──────── Source data
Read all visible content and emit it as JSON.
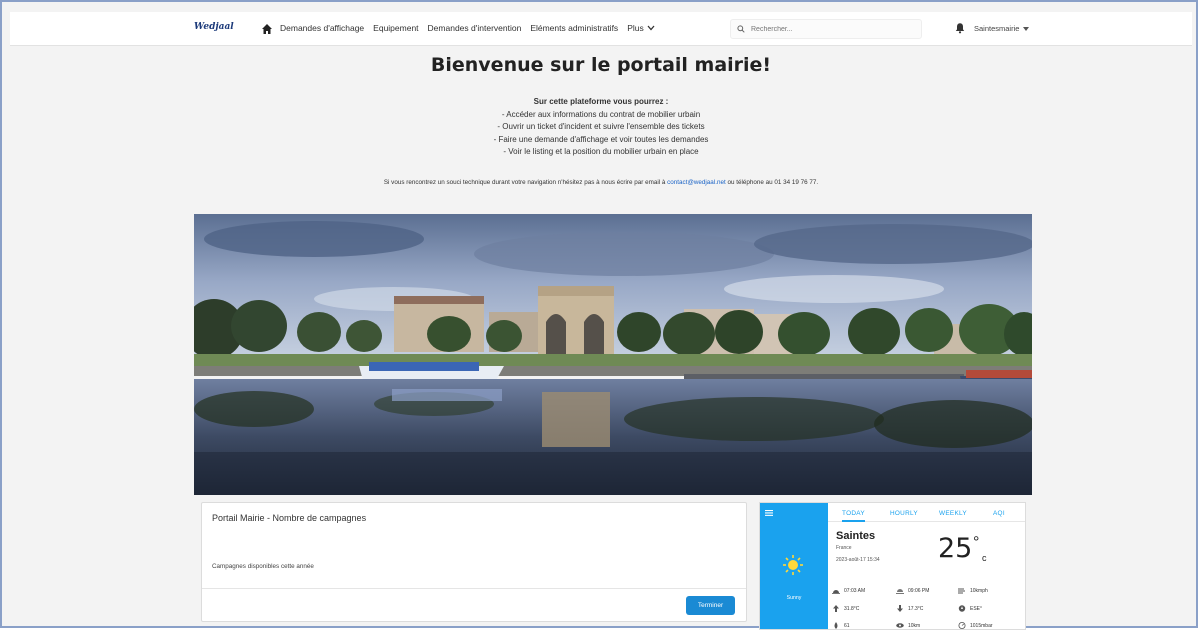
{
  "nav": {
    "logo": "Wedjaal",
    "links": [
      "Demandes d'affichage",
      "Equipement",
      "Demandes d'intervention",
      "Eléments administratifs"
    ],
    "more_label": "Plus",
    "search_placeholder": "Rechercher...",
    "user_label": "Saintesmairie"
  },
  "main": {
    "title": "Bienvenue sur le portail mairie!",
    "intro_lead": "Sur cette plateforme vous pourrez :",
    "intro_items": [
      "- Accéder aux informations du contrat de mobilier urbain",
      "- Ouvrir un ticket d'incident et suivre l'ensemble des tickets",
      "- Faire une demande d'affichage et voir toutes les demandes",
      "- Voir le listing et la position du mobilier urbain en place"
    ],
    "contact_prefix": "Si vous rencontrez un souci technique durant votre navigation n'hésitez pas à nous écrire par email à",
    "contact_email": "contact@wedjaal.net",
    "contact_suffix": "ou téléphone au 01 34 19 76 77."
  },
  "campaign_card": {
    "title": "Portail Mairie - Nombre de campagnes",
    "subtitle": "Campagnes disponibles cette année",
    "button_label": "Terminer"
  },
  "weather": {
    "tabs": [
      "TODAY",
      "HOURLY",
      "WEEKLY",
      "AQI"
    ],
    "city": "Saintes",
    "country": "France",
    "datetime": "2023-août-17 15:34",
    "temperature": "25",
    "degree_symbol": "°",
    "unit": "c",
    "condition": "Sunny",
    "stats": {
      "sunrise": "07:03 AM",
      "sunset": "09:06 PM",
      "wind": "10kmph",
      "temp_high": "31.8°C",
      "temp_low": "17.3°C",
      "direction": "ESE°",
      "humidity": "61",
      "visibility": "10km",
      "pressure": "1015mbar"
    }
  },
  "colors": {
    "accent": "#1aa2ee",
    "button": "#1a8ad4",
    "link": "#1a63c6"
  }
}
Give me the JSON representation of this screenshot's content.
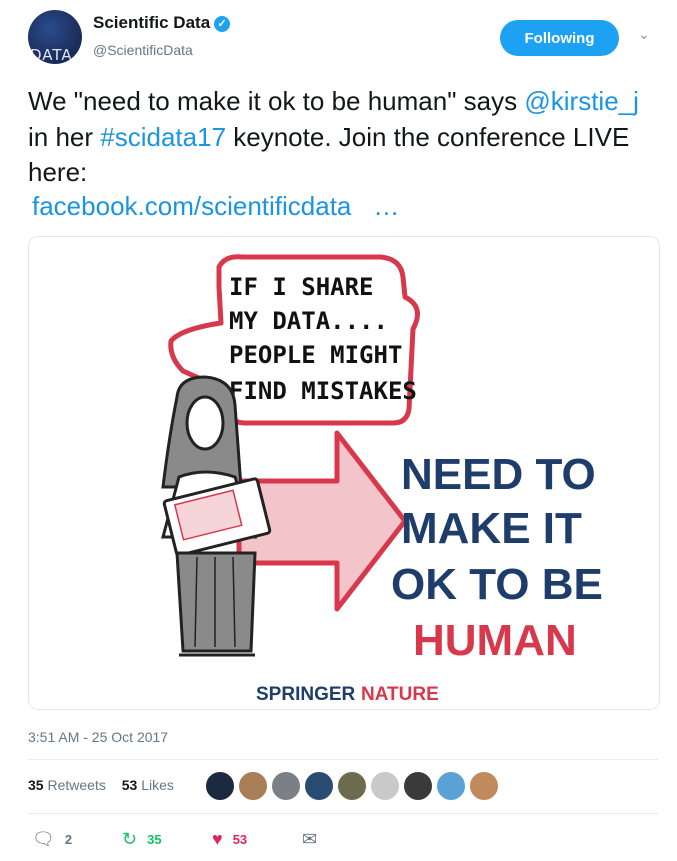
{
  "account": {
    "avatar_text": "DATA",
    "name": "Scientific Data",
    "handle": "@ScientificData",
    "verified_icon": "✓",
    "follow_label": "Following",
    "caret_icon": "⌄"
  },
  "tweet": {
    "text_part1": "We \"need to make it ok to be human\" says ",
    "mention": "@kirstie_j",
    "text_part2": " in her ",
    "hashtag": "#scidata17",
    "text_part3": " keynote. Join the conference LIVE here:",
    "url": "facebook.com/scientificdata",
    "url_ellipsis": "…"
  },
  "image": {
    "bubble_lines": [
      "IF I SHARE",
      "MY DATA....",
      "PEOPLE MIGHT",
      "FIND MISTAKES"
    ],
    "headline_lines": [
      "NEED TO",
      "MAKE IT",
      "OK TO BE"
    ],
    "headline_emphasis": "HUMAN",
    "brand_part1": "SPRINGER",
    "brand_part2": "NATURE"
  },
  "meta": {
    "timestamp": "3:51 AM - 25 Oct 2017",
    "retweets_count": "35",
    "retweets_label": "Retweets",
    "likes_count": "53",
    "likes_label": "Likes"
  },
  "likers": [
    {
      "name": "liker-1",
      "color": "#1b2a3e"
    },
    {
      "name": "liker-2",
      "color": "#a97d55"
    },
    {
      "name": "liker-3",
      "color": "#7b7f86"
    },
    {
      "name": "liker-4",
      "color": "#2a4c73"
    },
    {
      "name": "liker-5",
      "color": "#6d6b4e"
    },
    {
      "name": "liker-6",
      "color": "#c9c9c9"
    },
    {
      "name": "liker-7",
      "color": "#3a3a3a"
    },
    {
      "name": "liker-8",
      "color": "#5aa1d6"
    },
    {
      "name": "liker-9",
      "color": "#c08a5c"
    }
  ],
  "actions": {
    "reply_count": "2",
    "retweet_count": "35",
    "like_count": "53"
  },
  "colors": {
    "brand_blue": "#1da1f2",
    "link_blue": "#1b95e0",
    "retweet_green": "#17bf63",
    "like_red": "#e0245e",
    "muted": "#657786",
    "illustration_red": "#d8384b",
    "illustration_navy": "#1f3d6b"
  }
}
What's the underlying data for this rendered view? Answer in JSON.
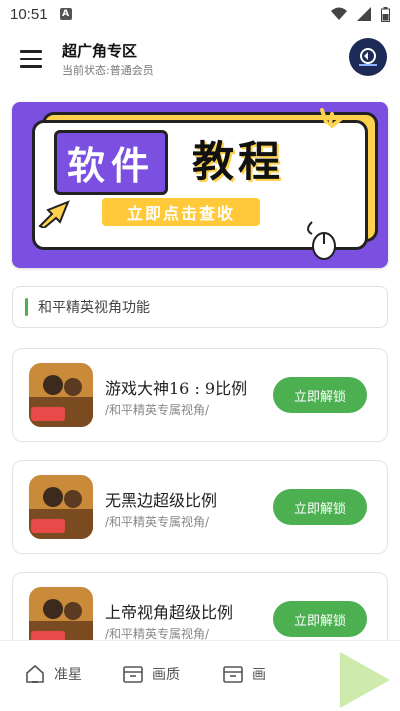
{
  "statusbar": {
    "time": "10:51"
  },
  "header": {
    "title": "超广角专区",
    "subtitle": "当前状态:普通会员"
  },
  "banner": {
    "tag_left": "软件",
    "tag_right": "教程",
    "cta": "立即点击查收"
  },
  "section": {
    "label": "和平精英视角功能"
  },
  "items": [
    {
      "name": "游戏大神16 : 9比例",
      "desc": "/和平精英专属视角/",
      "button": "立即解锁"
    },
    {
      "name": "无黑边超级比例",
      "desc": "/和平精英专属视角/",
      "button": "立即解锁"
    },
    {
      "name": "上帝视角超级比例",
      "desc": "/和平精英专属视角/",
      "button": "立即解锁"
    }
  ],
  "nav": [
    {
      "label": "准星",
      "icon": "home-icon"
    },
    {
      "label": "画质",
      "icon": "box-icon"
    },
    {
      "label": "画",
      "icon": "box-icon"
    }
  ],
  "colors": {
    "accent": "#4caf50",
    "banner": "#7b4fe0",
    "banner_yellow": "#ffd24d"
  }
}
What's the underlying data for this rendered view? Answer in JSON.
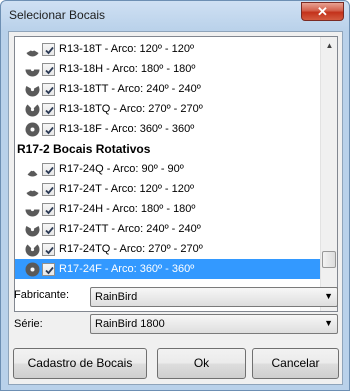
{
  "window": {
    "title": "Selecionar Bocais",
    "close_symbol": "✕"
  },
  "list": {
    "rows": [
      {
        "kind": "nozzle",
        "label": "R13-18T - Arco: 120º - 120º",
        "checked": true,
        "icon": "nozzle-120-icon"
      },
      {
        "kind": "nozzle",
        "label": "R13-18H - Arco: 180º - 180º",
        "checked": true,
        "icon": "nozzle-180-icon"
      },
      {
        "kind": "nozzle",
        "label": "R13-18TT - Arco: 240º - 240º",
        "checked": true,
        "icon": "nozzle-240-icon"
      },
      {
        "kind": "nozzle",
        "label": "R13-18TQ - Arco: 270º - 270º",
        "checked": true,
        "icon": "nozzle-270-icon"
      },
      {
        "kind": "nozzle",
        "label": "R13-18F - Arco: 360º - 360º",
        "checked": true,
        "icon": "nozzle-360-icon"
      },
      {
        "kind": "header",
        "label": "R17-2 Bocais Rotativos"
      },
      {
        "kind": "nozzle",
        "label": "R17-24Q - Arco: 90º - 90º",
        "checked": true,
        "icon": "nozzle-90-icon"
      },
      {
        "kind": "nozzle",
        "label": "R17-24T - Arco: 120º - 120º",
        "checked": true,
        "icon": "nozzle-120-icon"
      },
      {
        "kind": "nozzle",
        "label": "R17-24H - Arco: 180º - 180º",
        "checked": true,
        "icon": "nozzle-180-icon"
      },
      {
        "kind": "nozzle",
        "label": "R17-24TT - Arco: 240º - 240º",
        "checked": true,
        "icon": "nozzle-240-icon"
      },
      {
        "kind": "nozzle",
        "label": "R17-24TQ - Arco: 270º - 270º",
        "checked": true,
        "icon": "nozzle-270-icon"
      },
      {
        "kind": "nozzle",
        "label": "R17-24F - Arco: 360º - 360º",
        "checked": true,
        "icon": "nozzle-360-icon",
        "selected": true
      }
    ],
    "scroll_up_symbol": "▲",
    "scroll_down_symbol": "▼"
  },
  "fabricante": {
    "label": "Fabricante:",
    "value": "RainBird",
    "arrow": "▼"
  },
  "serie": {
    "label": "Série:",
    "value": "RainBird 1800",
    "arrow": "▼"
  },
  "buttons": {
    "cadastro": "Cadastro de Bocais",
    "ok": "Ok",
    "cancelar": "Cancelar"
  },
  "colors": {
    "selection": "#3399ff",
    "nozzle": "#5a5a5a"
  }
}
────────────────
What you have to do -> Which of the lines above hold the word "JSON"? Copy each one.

Answer section ->
Read all visible content and emit it as JSON.
Give me the JSON representation of this screenshot's content.
What's the underlying data for this rendered view? Answer in JSON.
What's the underlying data for this rendered view? Answer in JSON.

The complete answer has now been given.